In this article we will be addressing building blocks six and seven which are Vision/Philosophy of Ministry and Evangelism.
Vision/Philosophy of Ministry
Philosophy is the whole reason behind what we do and why we do it. Developing a philosophy of something is about answering deep and probing questions. A philosophy reveals what you consider to be most important. It clarifies priorities, goals, and purpose. Philosophy is the meeting point of beliefs and task. Despite the importance of one’s philosophy of ministry, it’s surprising how many church planters go through assessment and ministry without thinking about it. In order to do things effectively and purposefully, it is important to have a philosophy in place.
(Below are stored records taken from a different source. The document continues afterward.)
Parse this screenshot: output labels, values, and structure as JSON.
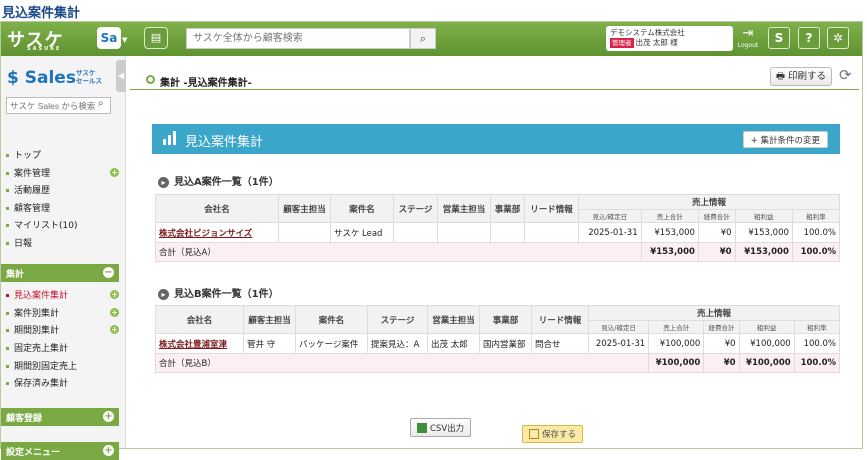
{
  "page_title": "見込案件集計",
  "header": {
    "logo": "サスケ",
    "logo_sub": "SASUKE",
    "sa_label": "Sa",
    "search_placeholder": "サスケ全体から顧客検索",
    "company": "デモシステム株式会社",
    "role": "管理者",
    "user": "出茂 太郎 様",
    "logout": "Logout"
  },
  "sidebar": {
    "brand": "Sales",
    "brand_sub1": "サスケ",
    "brand_sub2": "セールス",
    "search_placeholder": "サスケ Sales から検索",
    "items": [
      {
        "label": "トップ"
      },
      {
        "label": "案件管理"
      },
      {
        "label": "活動履歴"
      },
      {
        "label": "顧客管理"
      },
      {
        "label": "マイリスト(10)"
      },
      {
        "label": "日報"
      }
    ],
    "section_total": "集計",
    "total_items": [
      {
        "label": "見込案件集計"
      },
      {
        "label": "案件別集計"
      },
      {
        "label": "期間別集計"
      },
      {
        "label": "固定売上集計"
      },
      {
        "label": "期間別固定売上"
      },
      {
        "label": "保存済み集計"
      }
    ],
    "section_customer": "顧客登録",
    "section_settings": "設定メニュー"
  },
  "main": {
    "breadcrumb": "集計 -見込案件集計-",
    "print": "印刷する",
    "banner_title": "見込案件集計",
    "change_conditions": "+ 集計条件の変更",
    "csv": "CSV出力",
    "save": "保存する"
  },
  "table_headers": {
    "company": "会社名",
    "customer_rep": "顧客主担当",
    "deal": "案件名",
    "stage": "ステージ",
    "sales_rep": "営業主担当",
    "division": "事業部",
    "lead": "リード情報",
    "sales_info": "売上情報",
    "date": "見込/確定日",
    "sales_total": "売上合計",
    "expense_total": "経費合計",
    "gross_profit": "粗利益",
    "margin": "粗利率"
  },
  "section_a": {
    "title": "見込A案件一覧（1件）",
    "row": {
      "company": "株式会社ビジョンサイズ",
      "customer_rep": "",
      "deal": "サスケ Lead",
      "stage": "",
      "sales_rep": "",
      "division": "",
      "lead": "",
      "date": "2025-01-31",
      "sales_total": "¥153,000",
      "expense_total": "¥0",
      "gross_profit": "¥153,000",
      "margin": "100.0%"
    },
    "total": {
      "label": "合計（見込A）",
      "sales_total": "¥153,000",
      "expense_total": "¥0",
      "gross_profit": "¥153,000",
      "margin": "100.0%"
    }
  },
  "section_b": {
    "title": "見込B案件一覧（1件）",
    "row": {
      "company": "株式会社豊浦室津",
      "customer_rep": "菅井 守",
      "deal": "パッケージ案件",
      "stage": "提案見込：A",
      "sales_rep": "出茂 太郎",
      "division": "国内営業部",
      "lead": "問合せ",
      "date": "2025-01-31",
      "sales_total": "¥100,000",
      "expense_total": "¥0",
      "gross_profit": "¥100,000",
      "margin": "100.0%"
    },
    "total": {
      "label": "合計（見込B）",
      "sales_total": "¥100,000",
      "expense_total": "¥0",
      "gross_profit": "¥100,000",
      "margin": "100.0%"
    }
  },
  "colors": {
    "header_green": "#6aa03a",
    "banner_blue": "#3aa6c9",
    "active_red": "#c8102e",
    "total_pink": "#fceff3"
  }
}
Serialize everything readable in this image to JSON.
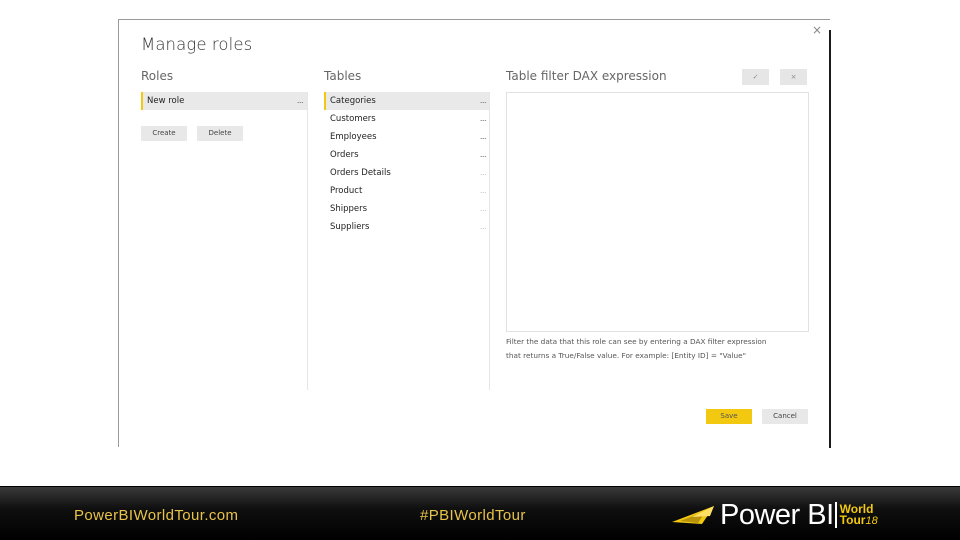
{
  "dialog": {
    "title": "Manage roles",
    "close_icon": "×",
    "roles": {
      "heading": "Roles",
      "items": [
        {
          "label": "New role",
          "more": "...",
          "selected": true
        }
      ],
      "create_label": "Create",
      "delete_label": "Delete"
    },
    "tables": {
      "heading": "Tables",
      "items": [
        {
          "label": "Categories",
          "more": "...",
          "selected": true
        },
        {
          "label": "Customers",
          "more": "..."
        },
        {
          "label": "Employees",
          "more": "..."
        },
        {
          "label": "Orders",
          "more": "..."
        },
        {
          "label": "Orders Details",
          "more": "..."
        },
        {
          "label": "Product",
          "more": "..."
        },
        {
          "label": "Shippers",
          "more": "..."
        },
        {
          "label": "Suppliers",
          "more": "..."
        }
      ]
    },
    "dax": {
      "heading": "Table filter DAX expression",
      "accept_icon": "✓",
      "cancel_icon": "×",
      "value": "",
      "hint_line1": "Filter the data that this role can see by entering a DAX filter expression",
      "hint_line2": "that returns a True/False value. For example: [Entity ID] = \"Value\""
    },
    "save_label": "Save",
    "cancel_label": "Cancel",
    "accent_color": "#f2c811"
  },
  "footer": {
    "url": "PowerBIWorldTour.com",
    "hashtag": "#PBIWorldTour",
    "logo_text": "Power BI",
    "logo_world": "World",
    "logo_tour": "Tour",
    "logo_year": "18",
    "text_color": "#e8c34a"
  }
}
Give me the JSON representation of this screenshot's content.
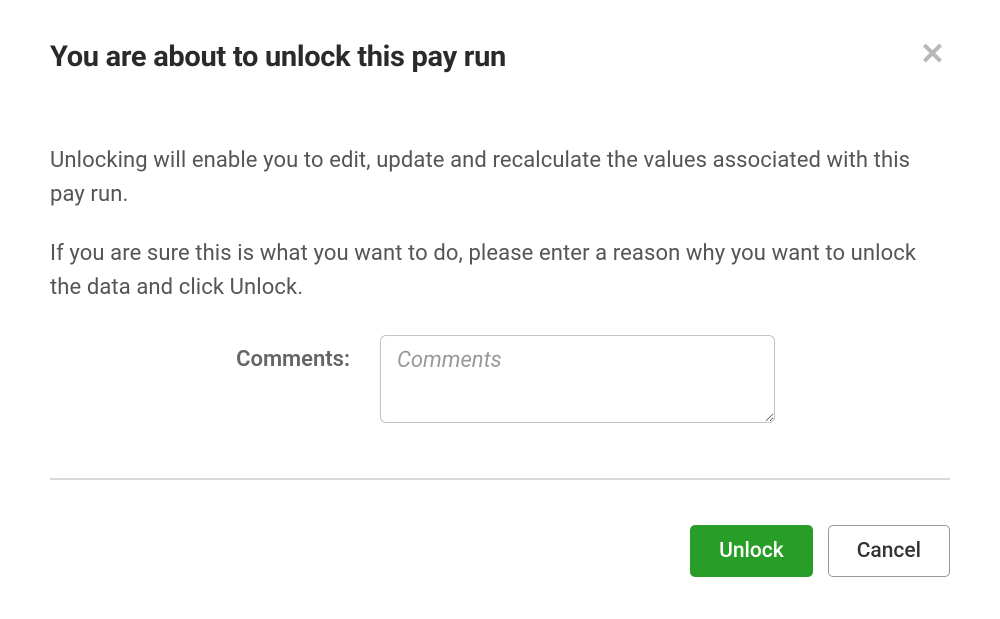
{
  "modal": {
    "title": "You are about to unlock this pay run",
    "body": {
      "paragraph1": "Unlocking will enable you to edit, update and recalculate the values associated with this pay run.",
      "paragraph2": "If you are sure this is what you want to do, please enter a reason why you want to unlock the data and click Unlock."
    },
    "form": {
      "comments_label": "Comments:",
      "comments_placeholder": "Comments",
      "comments_value": ""
    },
    "actions": {
      "primary_label": "Unlock",
      "secondary_label": "Cancel"
    }
  }
}
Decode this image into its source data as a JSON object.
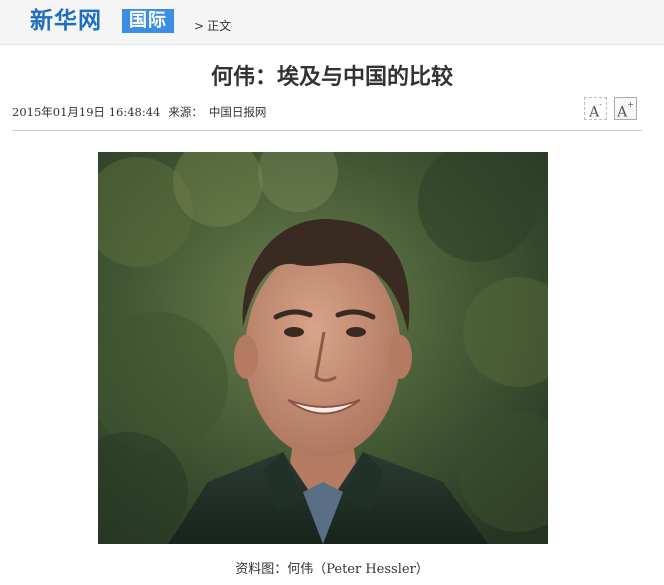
{
  "header": {
    "logo_text": "新华网",
    "channel_label": "国际",
    "breadcrumb_arrow": ">",
    "breadcrumb_label": "正文"
  },
  "article": {
    "title": "何伟：埃及与中国的比较",
    "datetime": "2015年01月19日 16:48:44",
    "source_label": "来源：",
    "source_name": "中国日报网",
    "font_smaller_label": "A",
    "font_smaller_mark": "-",
    "font_larger_label": "A",
    "font_larger_mark": "+",
    "photo_alt": "资料图：何伟（Peter Hessler）",
    "caption": "资料图：何伟（Peter Hessler）"
  },
  "colors": {
    "brand_blue": "#1f6fc0",
    "channel_blue": "#3b8ee3"
  }
}
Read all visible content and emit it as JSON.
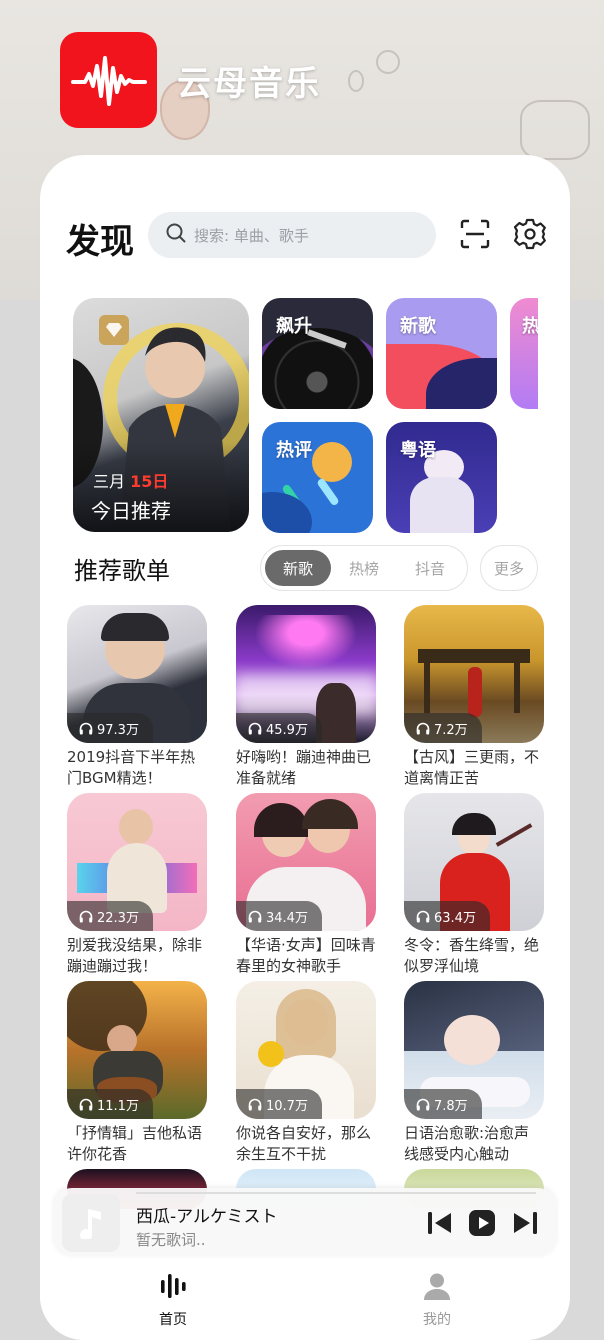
{
  "app": {
    "name": "云母音乐",
    "accent": "#f2141c"
  },
  "header": {
    "title": "发现",
    "search_placeholder": "搜索: 单曲、歌手"
  },
  "featured": {
    "month": "三月",
    "day": "15日",
    "title": "今日推荐"
  },
  "categories": [
    {
      "label": "飙升"
    },
    {
      "label": "新歌"
    },
    {
      "label": "热"
    },
    {
      "label": "热评"
    },
    {
      "label": "粤语"
    }
  ],
  "playlists_section": {
    "title": "推荐歌单",
    "tabs": [
      "新歌",
      "热榜",
      "抖音"
    ],
    "active_tab": "新歌",
    "more_label": "更多"
  },
  "playlists": [
    {
      "plays": "97.3万",
      "title": "2019抖音下半年热门BGM精选！"
    },
    {
      "plays": "45.9万",
      "title": "好嗨哟！蹦迪神曲已准备就绪"
    },
    {
      "plays": "7.2万",
      "title": "【古风】三更雨，不道离情正苦"
    },
    {
      "plays": "22.3万",
      "title": "别爱我没结果，除非蹦迪蹦过我！"
    },
    {
      "plays": "34.4万",
      "title": "【华语·女声】回味青春里的女神歌手"
    },
    {
      "plays": "63.4万",
      "title": "冬令：香生绛雪，绝似罗浮仙境"
    },
    {
      "plays": "11.1万",
      "title": "「抒情辑」吉他私语许你花香"
    },
    {
      "plays": "10.7万",
      "title": "你说各自安好，那么余生互不干扰"
    },
    {
      "plays": "7.8万",
      "title": "日语治愈歌:治愈声线感受内心触动"
    }
  ],
  "player": {
    "song": "西瓜-アルケミスト",
    "lyric": "暂无歌词.."
  },
  "tabbar": {
    "home": "首页",
    "mine": "我的"
  }
}
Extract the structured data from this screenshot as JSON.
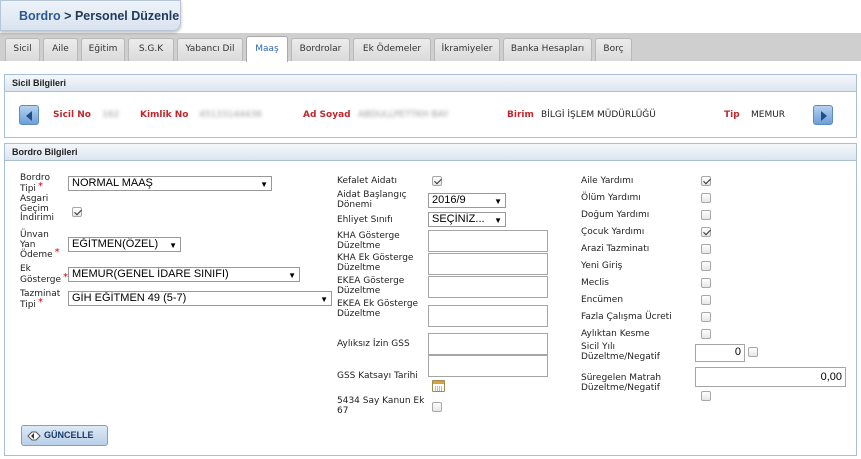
{
  "breadcrumb": {
    "root": "Bordro",
    "separator": ">",
    "current": "Personel Düzenle"
  },
  "tabs": [
    "Sicil",
    "Aile",
    "Eğitim",
    "S.G.K",
    "Yabancı Dil",
    "Maaş",
    "Bordrolar",
    "Ek Ödemeler",
    "İkramiyeler",
    "Banka Hesapları",
    "Borç"
  ],
  "active_tab": "Maaş",
  "sicil": {
    "title": "Sicil Bilgileri",
    "sicil_no_label": "Sicil No",
    "sicil_no_value": "162",
    "kimlik_no_label": "Kimlik No",
    "kimlik_no_value": "45133144436",
    "ad_soyad_label": "Ad Soyad",
    "ad_soyad_value": "ABDULLPETTKH BAY",
    "birim_label": "Birim",
    "birim_value": "BİLGİ İŞLEM MÜDÜRLÜĞÜ",
    "tip_label": "Tip",
    "tip_value": "MEMUR"
  },
  "bordro": {
    "title": "Bordro Bilgileri",
    "left": {
      "bordro_tipi_label": "Bordro Tipi",
      "bordro_tipi_value": "NORMAL MAAŞ",
      "asgari_label": "Asgari Geçim İndirimi",
      "unvan_label": "Ünvan Yan Ödeme",
      "unvan_value": "EĞİTMEN(ÖZEL)",
      "ek_gosterge_label": "Ek Gösterge",
      "ek_gosterge_value": "MEMUR(GENEL İDARE SINIFI)",
      "tazminat_label": "Tazminat Tipi",
      "tazminat_value": "GİH EĞİTMEN 49 (5-7)"
    },
    "mid": {
      "kefalet_label": "Kefalet Aidatı",
      "aidat_label": "Aidat Başlangıç Dönemi",
      "aidat_value": "2016/9",
      "ehliyet_label": "Ehliyet Sınıfı",
      "ehliyet_value": "SEÇİNİZ...",
      "kha_label": "KHA Gösterge Düzeltme",
      "kha_ek_label": "KHA Ek Gösterge Düzeltme",
      "ekea_label": "EKEA Gösterge Düzeltme",
      "ekea_ek_label": "EKEA Ek Gösterge Düzeltme",
      "ayliksiz_label": "Aylıksız İzin GSS",
      "gss_label": "GSS Katsayı Tarihi",
      "kanun_label": "5434 Say Kanun Ek 67"
    },
    "right": {
      "aile": "Aile Yardımı",
      "olum": "Ölüm Yardımı",
      "dogum": "Doğum Yardımı",
      "cocuk": "Çocuk Yardımı",
      "arazi": "Arazi Tazminatı",
      "yeni": "Yeni Giriş",
      "meclis": "Meclis",
      "encumen": "Encümen",
      "fazla": "Fazla Çalışma Ücreti",
      "ayliktan": "Aylıktan Kesme",
      "sicil_yili_label": "Sicil Yılı Düzeltme/Negatif",
      "sicil_yili_value": "0",
      "suregelen_label": "Süregelen Matrah Düzeltme/Negatif",
      "suregelen_value": "0,00"
    },
    "button": "GÜNCELLE"
  }
}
At the Assessment Center we ask questions like: Can the church planter communicate a clear, compelling vision for his/her church? Do they know what it will look like? Do they have an integrated philosophy of ministry? Can they get others excited about vision? Are people consistently attracted to vision? Will the church planter and followers sacrifice for the vision?
We also ask church planters to tell us how they plan to lead unbelievers to Christ and disciple them to be followers of Christ and leaders in their community and church? If I’m face to face, I like to have them draw it on a napkin. Draw me a picture! What are the pieces?
Vision takes time to craft for the new church plant, and the elements of mission and ministry in it. It’s important to ask, “What’s the purpose of our Sunday gatherings and what’s the week-in, week-out content of those gatherings that helps us accomplish that purpose? How will you engage children and teens in the specific ways you propose? How do things like this affect your mission field, and our overall vision for the new church? Thinking through these types of questions, for every element of our churches, mission, and ministry, helps create the culture to support the vision the church planters dream of.
It’s also so important put the church plant’s vision into practice before you launch. It needs to become the DNA for this new work. During launch team meetings I have always stressed that vision leaks and we need to address it every 20-30 days.
One of the weaker building blocks we see in many potential church planters at the Church Planting Assessment Center is in the area of personal evangelism. Ed Stetzer, a leader in Church Planting, has stated many times that we are good at church planting in North America but we are terrible at evangelism.
On the application to participate in the CPAC are the following questions.
- Who is the last person you led to Christ?
- How do you intend to grow your church with new believers?
Does this candidate have a proven track record of showing unusual ability to lead people to Christ? Is evangelism a very high value? Do they train others to evangelize? Do they use new adaptations in outreach to share the gospel?
As a church, ask yourself these questions about a potential church planting candidate:
- Would you join the candidate’s core group?
- Would you support the candidate financially?
- Would you send your friends or family to the church plant?
- What are the building blocks that are present in the candidate?
- What are the building blocks that are not present in the candidate?
Until next month, keep looking for those potential church planters and use this guide to determine if they are equipped to begin the CP process.